- [ASSIGNED TASK]
Give back an exact copy of the entries beneath, minus the pictures.

- [EXTRACTED INFORMATION]
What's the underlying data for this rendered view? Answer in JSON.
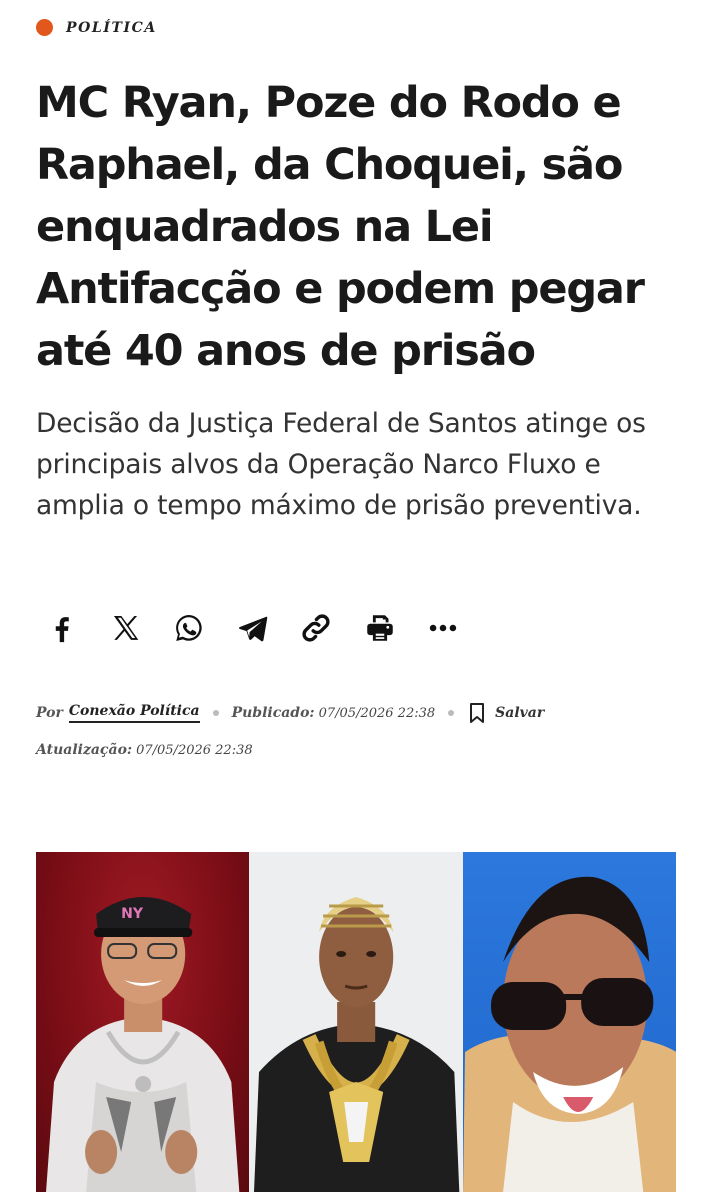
{
  "category": {
    "label": "POLÍTICA",
    "color": "#e2571c"
  },
  "headline": "MC Ryan, Poze do Rodo e Raphael, da Choquei, são enquadrados na Lei Antifacção e podem pegar até 40 anos de prisão",
  "dek": "Decisão da Justiça Federal de Santos atinge os principais alvos da Operação Narco Fluxo e amplia o tempo máximo de prisão preventiva.",
  "share": {
    "icons": [
      "facebook-icon",
      "x-icon",
      "whatsapp-icon",
      "telegram-icon",
      "link-icon",
      "print-icon",
      "more-icon"
    ]
  },
  "meta": {
    "by_label": "Por",
    "author": "Conexão Política",
    "published_label": "Publicado:",
    "published_value": "07/05/2026 22:38",
    "save_label": "Salvar",
    "updated_label": "Atualização:",
    "updated_value": "07/05/2026 22:38"
  },
  "photo": {
    "panels": [
      "mc-ryan-photo",
      "poze-do-rodo-photo",
      "raphael-photo"
    ]
  }
}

- [FINISHED EXERCISE]
What's the underlying data for this rendered view? Answer in JSON.
{
  "category": {
    "label": "POLÍTICA",
    "color": "#e2571c"
  },
  "headline": "MC Ryan, Poze do Rodo e Raphael, da Choquei, são enquadrados na Lei Antifacção e podem pegar até 40 anos de prisão",
  "dek": "Decisão da Justiça Federal de Santos atinge os principais alvos da Operação Narco Fluxo e amplia o tempo máximo de prisão preventiva.",
  "share": {
    "icons": [
      "facebook-icon",
      "x-icon",
      "whatsapp-icon",
      "telegram-icon",
      "link-icon",
      "print-icon",
      "more-icon"
    ]
  },
  "meta": {
    "by_label": "Por",
    "author": "Conexão Política",
    "published_label": "Publicado:",
    "published_value": "07/05/2026 22:38",
    "save_label": "Salvar",
    "updated_label": "Atualização:",
    "updated_value": "07/05/2026 22:38"
  },
  "photo": {
    "panels": [
      "mc-ryan-photo",
      "poze-do-rodo-photo",
      "raphael-photo"
    ]
  }
}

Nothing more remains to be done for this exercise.